YOUR INSTRUCTIONS –
Repeat the entire listing below exactly.

=== Section Start ===

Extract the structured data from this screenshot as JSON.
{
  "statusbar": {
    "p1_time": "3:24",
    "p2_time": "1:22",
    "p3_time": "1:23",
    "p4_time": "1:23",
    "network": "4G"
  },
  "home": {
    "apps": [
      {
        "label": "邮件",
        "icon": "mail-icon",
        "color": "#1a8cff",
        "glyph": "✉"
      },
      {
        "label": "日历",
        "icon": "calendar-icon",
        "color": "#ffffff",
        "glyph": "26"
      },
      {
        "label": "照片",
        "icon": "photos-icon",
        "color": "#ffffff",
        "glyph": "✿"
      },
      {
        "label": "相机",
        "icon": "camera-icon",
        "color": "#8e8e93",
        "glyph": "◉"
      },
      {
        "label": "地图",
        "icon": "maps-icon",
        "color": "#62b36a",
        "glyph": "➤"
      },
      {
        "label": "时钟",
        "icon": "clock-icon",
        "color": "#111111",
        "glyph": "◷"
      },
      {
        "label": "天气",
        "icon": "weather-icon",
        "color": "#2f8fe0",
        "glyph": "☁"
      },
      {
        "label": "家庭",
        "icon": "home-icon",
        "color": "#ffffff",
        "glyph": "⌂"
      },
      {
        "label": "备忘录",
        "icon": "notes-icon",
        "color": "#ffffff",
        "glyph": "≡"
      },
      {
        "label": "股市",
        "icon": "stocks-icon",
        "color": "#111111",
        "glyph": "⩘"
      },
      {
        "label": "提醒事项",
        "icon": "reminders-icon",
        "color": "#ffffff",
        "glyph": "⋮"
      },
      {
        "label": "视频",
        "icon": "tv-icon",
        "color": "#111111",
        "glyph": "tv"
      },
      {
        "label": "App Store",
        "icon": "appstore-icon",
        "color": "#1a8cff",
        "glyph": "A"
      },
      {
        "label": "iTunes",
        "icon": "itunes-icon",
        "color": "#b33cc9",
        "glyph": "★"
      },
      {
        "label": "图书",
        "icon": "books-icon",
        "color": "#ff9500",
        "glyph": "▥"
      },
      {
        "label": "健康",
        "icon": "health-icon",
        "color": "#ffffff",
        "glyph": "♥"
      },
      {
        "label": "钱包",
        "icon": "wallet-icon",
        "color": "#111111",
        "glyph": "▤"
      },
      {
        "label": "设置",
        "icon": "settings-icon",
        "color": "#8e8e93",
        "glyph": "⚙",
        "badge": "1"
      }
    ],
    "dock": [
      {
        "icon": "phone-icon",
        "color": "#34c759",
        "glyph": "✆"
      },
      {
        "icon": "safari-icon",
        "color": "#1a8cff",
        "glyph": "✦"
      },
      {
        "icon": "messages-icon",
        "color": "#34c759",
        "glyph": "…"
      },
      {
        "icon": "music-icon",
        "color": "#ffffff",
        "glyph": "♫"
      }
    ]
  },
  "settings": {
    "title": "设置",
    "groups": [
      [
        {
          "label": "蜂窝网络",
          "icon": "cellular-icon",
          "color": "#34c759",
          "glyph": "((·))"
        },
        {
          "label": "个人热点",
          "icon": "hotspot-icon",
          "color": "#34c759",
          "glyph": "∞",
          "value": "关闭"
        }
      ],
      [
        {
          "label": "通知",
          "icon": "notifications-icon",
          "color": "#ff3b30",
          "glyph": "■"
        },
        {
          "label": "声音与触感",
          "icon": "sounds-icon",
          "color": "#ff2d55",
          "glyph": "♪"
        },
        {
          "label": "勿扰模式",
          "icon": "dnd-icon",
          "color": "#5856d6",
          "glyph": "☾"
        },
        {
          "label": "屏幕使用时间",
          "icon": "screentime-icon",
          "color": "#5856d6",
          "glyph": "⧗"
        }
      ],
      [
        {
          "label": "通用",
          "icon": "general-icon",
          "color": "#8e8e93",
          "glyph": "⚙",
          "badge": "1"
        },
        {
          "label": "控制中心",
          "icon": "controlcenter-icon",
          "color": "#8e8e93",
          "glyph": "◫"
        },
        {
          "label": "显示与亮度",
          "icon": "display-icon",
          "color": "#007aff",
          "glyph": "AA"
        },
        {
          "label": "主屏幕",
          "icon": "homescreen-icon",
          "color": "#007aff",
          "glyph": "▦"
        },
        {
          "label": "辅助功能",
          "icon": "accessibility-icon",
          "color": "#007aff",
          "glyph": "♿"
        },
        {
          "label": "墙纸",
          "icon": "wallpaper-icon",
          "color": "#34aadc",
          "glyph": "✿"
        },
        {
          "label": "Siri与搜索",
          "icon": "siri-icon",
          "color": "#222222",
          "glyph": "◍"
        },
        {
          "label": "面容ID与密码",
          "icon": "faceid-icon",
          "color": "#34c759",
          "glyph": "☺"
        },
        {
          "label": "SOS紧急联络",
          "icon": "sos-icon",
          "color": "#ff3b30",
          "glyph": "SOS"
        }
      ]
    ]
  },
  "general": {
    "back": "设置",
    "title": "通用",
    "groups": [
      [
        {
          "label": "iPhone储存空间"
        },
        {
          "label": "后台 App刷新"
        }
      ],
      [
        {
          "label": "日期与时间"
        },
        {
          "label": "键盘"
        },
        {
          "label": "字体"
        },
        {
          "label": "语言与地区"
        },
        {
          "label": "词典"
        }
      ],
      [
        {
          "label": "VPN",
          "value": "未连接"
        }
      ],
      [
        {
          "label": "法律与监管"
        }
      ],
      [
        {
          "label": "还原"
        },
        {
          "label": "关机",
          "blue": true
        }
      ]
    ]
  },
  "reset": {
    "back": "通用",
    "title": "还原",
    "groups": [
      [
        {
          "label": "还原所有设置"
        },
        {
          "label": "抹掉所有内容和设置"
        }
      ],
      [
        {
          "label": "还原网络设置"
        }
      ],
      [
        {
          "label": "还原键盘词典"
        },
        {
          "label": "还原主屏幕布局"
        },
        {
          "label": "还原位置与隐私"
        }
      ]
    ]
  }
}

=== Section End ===

TASK SOLUTION –
Extract the structured data from this screenshot as JSON.
{
  "statusbar": {
    "p1_time": "3:24",
    "p2_time": "1:22",
    "p3_time": "1:23",
    "p4_time": "1:23",
    "network": "4G"
  },
  "home": {
    "apps": [
      {
        "label": "邮件",
        "icon": "mail-icon",
        "color": "#1a8cff",
        "glyph": "✉"
      },
      {
        "label": "日历",
        "icon": "calendar-icon",
        "color": "#ffffff",
        "glyph": "26"
      },
      {
        "label": "照片",
        "icon": "photos-icon",
        "color": "#ffffff",
        "glyph": "✿"
      },
      {
        "label": "相机",
        "icon": "camera-icon",
        "color": "#8e8e93",
        "glyph": "◉"
      },
      {
        "label": "地图",
        "icon": "maps-icon",
        "color": "#62b36a",
        "glyph": "➤"
      },
      {
        "label": "时钟",
        "icon": "clock-icon",
        "color": "#111111",
        "glyph": "◷"
      },
      {
        "label": "天气",
        "icon": "weather-icon",
        "color": "#2f8fe0",
        "glyph": "☁"
      },
      {
        "label": "家庭",
        "icon": "home-icon",
        "color": "#ffffff",
        "glyph": "⌂"
      },
      {
        "label": "备忘录",
        "icon": "notes-icon",
        "color": "#ffffff",
        "glyph": "≡"
      },
      {
        "label": "股市",
        "icon": "stocks-icon",
        "color": "#111111",
        "glyph": "⩘"
      },
      {
        "label": "提醒事项",
        "icon": "reminders-icon",
        "color": "#ffffff",
        "glyph": "⋮"
      },
      {
        "label": "视频",
        "icon": "tv-icon",
        "color": "#111111",
        "glyph": "tv"
      },
      {
        "label": "App Store",
        "icon": "appstore-icon",
        "color": "#1a8cff",
        "glyph": "A"
      },
      {
        "label": "iTunes",
        "icon": "itunes-icon",
        "color": "#b33cc9",
        "glyph": "★"
      },
      {
        "label": "图书",
        "icon": "books-icon",
        "color": "#ff9500",
        "glyph": "▥"
      },
      {
        "label": "健康",
        "icon": "health-icon",
        "color": "#ffffff",
        "glyph": "♥"
      },
      {
        "label": "钱包",
        "icon": "wallet-icon",
        "color": "#111111",
        "glyph": "▤"
      },
      {
        "label": "设置",
        "icon": "settings-icon",
        "color": "#8e8e93",
        "glyph": "⚙",
        "badge": "1"
      }
    ],
    "dock": [
      {
        "icon": "phone-icon",
        "color": "#34c759",
        "glyph": "✆"
      },
      {
        "icon": "safari-icon",
        "color": "#1a8cff",
        "glyph": "✦"
      },
      {
        "icon": "messages-icon",
        "color": "#34c759",
        "glyph": "…"
      },
      {
        "icon": "music-icon",
        "color": "#ffffff",
        "glyph": "♫"
      }
    ]
  },
  "settings": {
    "title": "设置",
    "groups": [
      [
        {
          "label": "蜂窝网络",
          "icon": "cellular-icon",
          "color": "#34c759",
          "glyph": "((·))"
        },
        {
          "label": "个人热点",
          "icon": "hotspot-icon",
          "color": "#34c759",
          "glyph": "∞",
          "value": "关闭"
        }
      ],
      [
        {
          "label": "通知",
          "icon": "notifications-icon",
          "color": "#ff3b30",
          "glyph": "■"
        },
        {
          "label": "声音与触感",
          "icon": "sounds-icon",
          "color": "#ff2d55",
          "glyph": "♪"
        },
        {
          "label": "勿扰模式",
          "icon": "dnd-icon",
          "color": "#5856d6",
          "glyph": "☾"
        },
        {
          "label": "屏幕使用时间",
          "icon": "screentime-icon",
          "color": "#5856d6",
          "glyph": "⧗"
        }
      ],
      [
        {
          "label": "通用",
          "icon": "general-icon",
          "color": "#8e8e93",
          "glyph": "⚙",
          "badge": "1"
        },
        {
          "label": "控制中心",
          "icon": "controlcenter-icon",
          "color": "#8e8e93",
          "glyph": "◫"
        },
        {
          "label": "显示与亮度",
          "icon": "display-icon",
          "color": "#007aff",
          "glyph": "AA"
        },
        {
          "label": "主屏幕",
          "icon": "homescreen-icon",
          "color": "#007aff",
          "glyph": "▦"
        },
        {
          "label": "辅助功能",
          "icon": "accessibility-icon",
          "color": "#007aff",
          "glyph": "♿"
        },
        {
          "label": "墙纸",
          "icon": "wallpaper-icon",
          "color": "#34aadc",
          "glyph": "✿"
        },
        {
          "label": "Siri与搜索",
          "icon": "siri-icon",
          "color": "#222222",
          "glyph": "◍"
        },
        {
          "label": "面容ID与密码",
          "icon": "faceid-icon",
          "color": "#34c759",
          "glyph": "☺"
        },
        {
          "label": "SOS紧急联络",
          "icon": "sos-icon",
          "color": "#ff3b30",
          "glyph": "SOS"
        }
      ]
    ]
  },
  "general": {
    "back": "设置",
    "title": "通用",
    "groups": [
      [
        {
          "label": "iPhone储存空间"
        },
        {
          "label": "后台 App刷新"
        }
      ],
      [
        {
          "label": "日期与时间"
        },
        {
          "label": "键盘"
        },
        {
          "label": "字体"
        },
        {
          "label": "语言与地区"
        },
        {
          "label": "词典"
        }
      ],
      [
        {
          "label": "VPN",
          "value": "未连接"
        }
      ],
      [
        {
          "label": "法律与监管"
        }
      ],
      [
        {
          "label": "还原"
        },
        {
          "label": "关机",
          "blue": true
        }
      ]
    ]
  },
  "reset": {
    "back": "通用",
    "title": "还原",
    "groups": [
      [
        {
          "label": "还原所有设置"
        },
        {
          "label": "抹掉所有内容和设置"
        }
      ],
      [
        {
          "label": "还原网络设置"
        }
      ],
      [
        {
          "label": "还原键盘词典"
        },
        {
          "label": "还原主屏幕布局"
        },
        {
          "label": "还原位置与隐私"
        }
      ]
    ]
  }
}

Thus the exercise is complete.